EPA’s 2015 rule effectively banned 38 HFC compounds from uses in aerosol spray cans, new automobile air conditioning systems, foam blowing machines, vending machines, and retail refrigerators beginning in 2020. Former President Barack Obama’s administration imposed the HFC ban as part of its efforts to combat climate change.
Two HFC manufacturers from France (Arkema SA) and Mexico (Mexichem Fluor) sued to overturn the ban, arguing it went beyond EPA’s authority under the 1990 amendments to the 1973 Clean Air Act (CAA). Arkema and Mexichem manufacture HFC-134a, a refrigerant used in automotive air conditioners. Two American companies, Honeywell International and Chemours, which manufacture the refrigerant HFO-1234yf, a hydrofluoroolefin (HFO) that would replace HFC-134a, intervened in the suit in support of the EPA.

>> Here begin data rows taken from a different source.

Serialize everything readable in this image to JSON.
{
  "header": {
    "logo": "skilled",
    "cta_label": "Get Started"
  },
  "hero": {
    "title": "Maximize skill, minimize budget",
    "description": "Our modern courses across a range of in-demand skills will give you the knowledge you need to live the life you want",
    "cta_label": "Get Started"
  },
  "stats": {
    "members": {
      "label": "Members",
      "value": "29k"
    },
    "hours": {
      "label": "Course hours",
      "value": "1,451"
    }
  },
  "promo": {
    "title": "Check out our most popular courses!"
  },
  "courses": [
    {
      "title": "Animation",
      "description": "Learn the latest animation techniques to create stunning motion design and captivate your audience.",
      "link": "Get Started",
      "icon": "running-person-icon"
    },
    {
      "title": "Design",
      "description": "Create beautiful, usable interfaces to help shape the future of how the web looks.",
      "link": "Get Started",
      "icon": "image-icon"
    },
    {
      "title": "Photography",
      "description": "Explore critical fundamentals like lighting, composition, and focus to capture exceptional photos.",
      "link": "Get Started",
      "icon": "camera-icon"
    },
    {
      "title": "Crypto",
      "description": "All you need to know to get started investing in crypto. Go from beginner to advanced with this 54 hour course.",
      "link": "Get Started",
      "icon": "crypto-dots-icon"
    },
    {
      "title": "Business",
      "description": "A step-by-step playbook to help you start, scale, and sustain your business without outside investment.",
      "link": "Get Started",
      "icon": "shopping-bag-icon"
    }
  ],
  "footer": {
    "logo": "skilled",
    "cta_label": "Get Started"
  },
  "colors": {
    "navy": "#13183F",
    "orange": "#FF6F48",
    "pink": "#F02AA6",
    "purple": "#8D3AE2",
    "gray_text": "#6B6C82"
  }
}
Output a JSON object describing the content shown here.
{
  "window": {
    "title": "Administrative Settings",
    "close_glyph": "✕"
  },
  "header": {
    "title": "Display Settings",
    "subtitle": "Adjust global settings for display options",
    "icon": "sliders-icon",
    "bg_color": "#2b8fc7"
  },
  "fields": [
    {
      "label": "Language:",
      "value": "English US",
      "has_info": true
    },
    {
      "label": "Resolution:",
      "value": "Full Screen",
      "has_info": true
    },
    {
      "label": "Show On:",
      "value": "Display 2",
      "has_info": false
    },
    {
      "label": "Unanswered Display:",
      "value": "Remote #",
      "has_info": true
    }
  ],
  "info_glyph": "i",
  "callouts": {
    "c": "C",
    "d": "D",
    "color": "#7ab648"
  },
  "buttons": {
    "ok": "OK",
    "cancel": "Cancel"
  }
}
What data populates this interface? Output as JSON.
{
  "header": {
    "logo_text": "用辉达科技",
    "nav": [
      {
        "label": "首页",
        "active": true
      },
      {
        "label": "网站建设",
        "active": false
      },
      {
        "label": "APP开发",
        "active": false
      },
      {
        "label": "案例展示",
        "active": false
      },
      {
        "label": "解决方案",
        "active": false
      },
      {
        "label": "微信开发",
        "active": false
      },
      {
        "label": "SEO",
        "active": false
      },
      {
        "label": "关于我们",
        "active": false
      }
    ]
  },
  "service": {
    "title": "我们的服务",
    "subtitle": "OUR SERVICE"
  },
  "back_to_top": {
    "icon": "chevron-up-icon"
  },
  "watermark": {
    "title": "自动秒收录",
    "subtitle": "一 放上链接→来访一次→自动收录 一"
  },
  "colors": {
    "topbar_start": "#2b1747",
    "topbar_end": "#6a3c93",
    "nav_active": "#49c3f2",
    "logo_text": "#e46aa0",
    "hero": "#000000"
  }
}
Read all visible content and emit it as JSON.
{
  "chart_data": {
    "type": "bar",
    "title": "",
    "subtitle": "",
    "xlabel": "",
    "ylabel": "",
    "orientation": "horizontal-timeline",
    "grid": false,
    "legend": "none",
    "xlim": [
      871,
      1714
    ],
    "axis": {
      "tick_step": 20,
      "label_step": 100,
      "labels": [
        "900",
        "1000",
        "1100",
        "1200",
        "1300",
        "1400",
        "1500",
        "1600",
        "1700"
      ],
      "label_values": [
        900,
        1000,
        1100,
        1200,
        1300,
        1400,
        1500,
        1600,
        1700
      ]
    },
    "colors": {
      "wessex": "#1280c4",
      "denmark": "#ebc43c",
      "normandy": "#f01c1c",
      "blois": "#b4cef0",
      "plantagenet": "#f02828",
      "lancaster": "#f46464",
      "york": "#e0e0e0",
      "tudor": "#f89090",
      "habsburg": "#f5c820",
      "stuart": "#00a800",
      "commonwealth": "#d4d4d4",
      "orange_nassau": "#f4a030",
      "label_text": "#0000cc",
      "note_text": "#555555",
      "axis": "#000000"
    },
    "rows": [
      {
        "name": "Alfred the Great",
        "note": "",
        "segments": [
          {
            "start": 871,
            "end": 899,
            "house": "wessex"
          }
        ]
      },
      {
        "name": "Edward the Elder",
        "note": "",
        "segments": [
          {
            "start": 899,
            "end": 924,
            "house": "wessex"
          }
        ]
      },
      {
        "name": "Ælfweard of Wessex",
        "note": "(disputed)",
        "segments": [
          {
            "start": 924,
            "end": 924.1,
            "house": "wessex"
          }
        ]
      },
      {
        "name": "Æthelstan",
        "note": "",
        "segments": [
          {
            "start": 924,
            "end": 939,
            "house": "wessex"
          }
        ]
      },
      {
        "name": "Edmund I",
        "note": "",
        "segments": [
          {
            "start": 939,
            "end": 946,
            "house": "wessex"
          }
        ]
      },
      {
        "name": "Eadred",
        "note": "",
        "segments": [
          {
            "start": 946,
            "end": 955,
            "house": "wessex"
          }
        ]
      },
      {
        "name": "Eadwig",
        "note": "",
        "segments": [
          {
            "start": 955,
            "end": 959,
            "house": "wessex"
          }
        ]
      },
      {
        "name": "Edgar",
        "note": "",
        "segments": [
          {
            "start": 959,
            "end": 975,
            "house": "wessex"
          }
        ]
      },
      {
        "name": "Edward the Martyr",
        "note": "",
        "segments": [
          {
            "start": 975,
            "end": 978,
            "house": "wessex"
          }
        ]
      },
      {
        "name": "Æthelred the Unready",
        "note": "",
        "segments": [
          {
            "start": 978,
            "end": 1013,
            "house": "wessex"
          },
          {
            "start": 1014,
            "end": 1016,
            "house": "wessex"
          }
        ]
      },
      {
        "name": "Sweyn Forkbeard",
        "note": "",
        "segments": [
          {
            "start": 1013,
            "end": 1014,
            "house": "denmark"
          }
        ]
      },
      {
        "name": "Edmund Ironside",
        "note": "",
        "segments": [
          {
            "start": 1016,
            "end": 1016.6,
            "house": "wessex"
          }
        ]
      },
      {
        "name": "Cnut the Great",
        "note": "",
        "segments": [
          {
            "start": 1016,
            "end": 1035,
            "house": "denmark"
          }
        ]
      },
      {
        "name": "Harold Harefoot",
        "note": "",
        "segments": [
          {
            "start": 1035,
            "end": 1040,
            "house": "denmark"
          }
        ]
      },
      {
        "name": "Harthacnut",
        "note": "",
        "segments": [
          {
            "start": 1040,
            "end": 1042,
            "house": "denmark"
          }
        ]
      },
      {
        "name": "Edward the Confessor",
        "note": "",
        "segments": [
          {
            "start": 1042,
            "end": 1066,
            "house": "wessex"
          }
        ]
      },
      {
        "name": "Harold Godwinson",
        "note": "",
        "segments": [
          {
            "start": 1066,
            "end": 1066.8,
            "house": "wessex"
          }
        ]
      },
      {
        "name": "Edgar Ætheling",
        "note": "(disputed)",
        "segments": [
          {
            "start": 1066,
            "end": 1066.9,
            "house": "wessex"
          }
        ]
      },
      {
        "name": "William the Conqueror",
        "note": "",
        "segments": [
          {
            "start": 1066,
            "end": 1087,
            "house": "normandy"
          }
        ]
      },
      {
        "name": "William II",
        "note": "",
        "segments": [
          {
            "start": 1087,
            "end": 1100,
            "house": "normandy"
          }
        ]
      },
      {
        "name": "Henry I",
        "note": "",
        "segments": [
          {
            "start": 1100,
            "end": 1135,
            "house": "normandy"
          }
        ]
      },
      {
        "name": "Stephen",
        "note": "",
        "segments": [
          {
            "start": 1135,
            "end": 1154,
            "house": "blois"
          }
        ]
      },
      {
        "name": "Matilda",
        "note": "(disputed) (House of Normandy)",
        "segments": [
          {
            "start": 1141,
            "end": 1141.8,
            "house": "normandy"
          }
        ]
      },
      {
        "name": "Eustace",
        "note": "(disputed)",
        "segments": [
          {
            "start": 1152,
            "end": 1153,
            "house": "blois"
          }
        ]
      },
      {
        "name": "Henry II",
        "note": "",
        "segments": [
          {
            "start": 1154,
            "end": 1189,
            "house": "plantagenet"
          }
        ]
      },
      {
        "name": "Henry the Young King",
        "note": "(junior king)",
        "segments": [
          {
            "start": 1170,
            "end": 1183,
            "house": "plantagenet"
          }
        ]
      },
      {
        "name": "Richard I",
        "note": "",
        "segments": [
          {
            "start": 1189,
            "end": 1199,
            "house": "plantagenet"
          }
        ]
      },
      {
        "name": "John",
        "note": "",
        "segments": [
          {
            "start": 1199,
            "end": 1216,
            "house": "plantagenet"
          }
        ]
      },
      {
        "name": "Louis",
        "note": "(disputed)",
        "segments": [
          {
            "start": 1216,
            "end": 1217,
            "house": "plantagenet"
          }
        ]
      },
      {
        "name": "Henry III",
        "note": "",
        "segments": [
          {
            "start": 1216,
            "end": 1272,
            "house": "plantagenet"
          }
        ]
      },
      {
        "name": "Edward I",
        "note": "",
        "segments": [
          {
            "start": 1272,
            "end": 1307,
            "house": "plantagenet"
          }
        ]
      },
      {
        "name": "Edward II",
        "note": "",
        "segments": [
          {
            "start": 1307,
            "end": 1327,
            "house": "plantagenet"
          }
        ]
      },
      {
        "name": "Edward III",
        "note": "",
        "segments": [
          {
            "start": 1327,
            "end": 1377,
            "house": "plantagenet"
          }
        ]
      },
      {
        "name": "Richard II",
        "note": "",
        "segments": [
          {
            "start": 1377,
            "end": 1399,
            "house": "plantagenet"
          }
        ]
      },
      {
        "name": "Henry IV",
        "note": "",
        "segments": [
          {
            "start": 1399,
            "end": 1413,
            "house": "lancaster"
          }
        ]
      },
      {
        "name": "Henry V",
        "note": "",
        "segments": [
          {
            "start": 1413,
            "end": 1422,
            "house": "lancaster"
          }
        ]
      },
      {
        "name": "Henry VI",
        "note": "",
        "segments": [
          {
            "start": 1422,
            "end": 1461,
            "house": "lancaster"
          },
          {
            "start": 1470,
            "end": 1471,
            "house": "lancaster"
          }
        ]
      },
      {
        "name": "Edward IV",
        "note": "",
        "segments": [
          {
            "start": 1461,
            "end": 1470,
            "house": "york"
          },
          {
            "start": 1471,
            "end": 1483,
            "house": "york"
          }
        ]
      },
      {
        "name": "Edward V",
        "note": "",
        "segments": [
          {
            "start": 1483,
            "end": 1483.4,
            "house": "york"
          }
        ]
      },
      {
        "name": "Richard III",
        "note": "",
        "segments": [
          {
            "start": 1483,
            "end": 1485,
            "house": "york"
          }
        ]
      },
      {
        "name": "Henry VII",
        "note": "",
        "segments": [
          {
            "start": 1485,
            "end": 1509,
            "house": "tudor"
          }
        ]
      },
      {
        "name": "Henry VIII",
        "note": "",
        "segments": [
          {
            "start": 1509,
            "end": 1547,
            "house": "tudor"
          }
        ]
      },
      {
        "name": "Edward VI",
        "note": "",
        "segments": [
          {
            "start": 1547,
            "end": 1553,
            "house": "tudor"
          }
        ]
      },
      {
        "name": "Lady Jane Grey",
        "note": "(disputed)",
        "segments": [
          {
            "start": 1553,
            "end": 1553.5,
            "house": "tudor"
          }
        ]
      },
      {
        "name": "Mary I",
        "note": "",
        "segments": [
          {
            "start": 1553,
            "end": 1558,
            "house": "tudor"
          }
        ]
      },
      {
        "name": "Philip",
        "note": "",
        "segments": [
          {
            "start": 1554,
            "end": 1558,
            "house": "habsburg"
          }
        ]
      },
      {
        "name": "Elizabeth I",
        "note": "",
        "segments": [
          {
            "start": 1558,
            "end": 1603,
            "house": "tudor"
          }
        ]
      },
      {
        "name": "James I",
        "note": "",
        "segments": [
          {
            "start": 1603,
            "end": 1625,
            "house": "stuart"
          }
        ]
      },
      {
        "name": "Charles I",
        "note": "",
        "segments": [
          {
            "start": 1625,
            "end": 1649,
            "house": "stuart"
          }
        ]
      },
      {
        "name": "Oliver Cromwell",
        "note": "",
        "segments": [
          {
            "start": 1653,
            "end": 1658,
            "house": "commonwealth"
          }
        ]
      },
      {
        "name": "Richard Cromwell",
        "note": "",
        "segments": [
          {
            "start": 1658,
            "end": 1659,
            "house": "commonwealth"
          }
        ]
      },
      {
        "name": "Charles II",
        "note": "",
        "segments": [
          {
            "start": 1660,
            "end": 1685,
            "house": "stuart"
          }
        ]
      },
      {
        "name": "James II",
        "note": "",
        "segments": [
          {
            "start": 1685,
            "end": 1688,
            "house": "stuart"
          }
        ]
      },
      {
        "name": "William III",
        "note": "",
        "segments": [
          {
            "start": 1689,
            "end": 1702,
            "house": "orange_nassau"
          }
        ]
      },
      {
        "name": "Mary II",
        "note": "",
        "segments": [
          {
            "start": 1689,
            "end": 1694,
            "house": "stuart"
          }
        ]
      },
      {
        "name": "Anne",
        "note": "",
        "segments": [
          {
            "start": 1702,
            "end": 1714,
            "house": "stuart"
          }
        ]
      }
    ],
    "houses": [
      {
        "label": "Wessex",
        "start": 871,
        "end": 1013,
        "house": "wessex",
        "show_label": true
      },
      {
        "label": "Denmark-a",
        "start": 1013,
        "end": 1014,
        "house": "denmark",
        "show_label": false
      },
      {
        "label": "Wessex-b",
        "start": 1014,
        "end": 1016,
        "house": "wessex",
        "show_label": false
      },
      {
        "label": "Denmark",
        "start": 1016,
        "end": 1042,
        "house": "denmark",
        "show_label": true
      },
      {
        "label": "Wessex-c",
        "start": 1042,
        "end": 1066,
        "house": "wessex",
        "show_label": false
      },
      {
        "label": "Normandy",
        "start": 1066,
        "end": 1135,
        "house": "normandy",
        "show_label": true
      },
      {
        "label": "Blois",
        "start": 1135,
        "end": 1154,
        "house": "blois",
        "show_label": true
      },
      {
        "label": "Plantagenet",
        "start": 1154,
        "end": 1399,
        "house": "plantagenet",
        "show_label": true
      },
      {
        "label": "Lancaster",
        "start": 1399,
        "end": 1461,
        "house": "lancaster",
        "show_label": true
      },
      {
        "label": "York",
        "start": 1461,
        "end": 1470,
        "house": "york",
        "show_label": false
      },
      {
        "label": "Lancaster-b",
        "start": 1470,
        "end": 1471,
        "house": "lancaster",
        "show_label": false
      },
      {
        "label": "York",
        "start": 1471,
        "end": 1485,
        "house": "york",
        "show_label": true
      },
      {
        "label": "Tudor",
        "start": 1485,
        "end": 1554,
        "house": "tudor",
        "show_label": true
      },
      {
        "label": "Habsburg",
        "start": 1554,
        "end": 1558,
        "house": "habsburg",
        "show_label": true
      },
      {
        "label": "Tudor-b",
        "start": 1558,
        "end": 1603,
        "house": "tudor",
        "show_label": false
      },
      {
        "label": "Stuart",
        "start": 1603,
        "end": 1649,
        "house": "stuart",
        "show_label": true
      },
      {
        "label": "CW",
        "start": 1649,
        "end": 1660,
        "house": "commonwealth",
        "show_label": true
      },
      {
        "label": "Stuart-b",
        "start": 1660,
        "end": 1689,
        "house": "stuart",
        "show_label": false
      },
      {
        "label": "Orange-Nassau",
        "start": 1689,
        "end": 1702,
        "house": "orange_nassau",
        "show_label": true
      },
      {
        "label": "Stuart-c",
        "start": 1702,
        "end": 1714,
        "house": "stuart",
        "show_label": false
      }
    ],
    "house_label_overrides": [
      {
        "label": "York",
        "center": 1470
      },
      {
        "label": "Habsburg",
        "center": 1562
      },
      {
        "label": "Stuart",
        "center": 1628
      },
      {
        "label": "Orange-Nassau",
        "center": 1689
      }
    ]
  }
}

The 1990 CAA amendments required manufacturers to replace substances that deplete stratospheric ozone with non-ozone depleting substitutes. “[T]he fundamental problem for EPA is that HFCs are not ozone-depleting substances,” the court ruled on August 8.
“EPA’s well-intentioned policy objectives with respect to climate change do not on their own authorize the agency to regulate,” the court ruled. “Under the Constitution, congressional inaction does not license an agency to take matters into its own hands, even to solve a pressing policy issue such as climate change. … EPA may act only within the boundaries of its statutory authority. Here, EPA exceeded that authority.”
Chalk one up for the rule of law.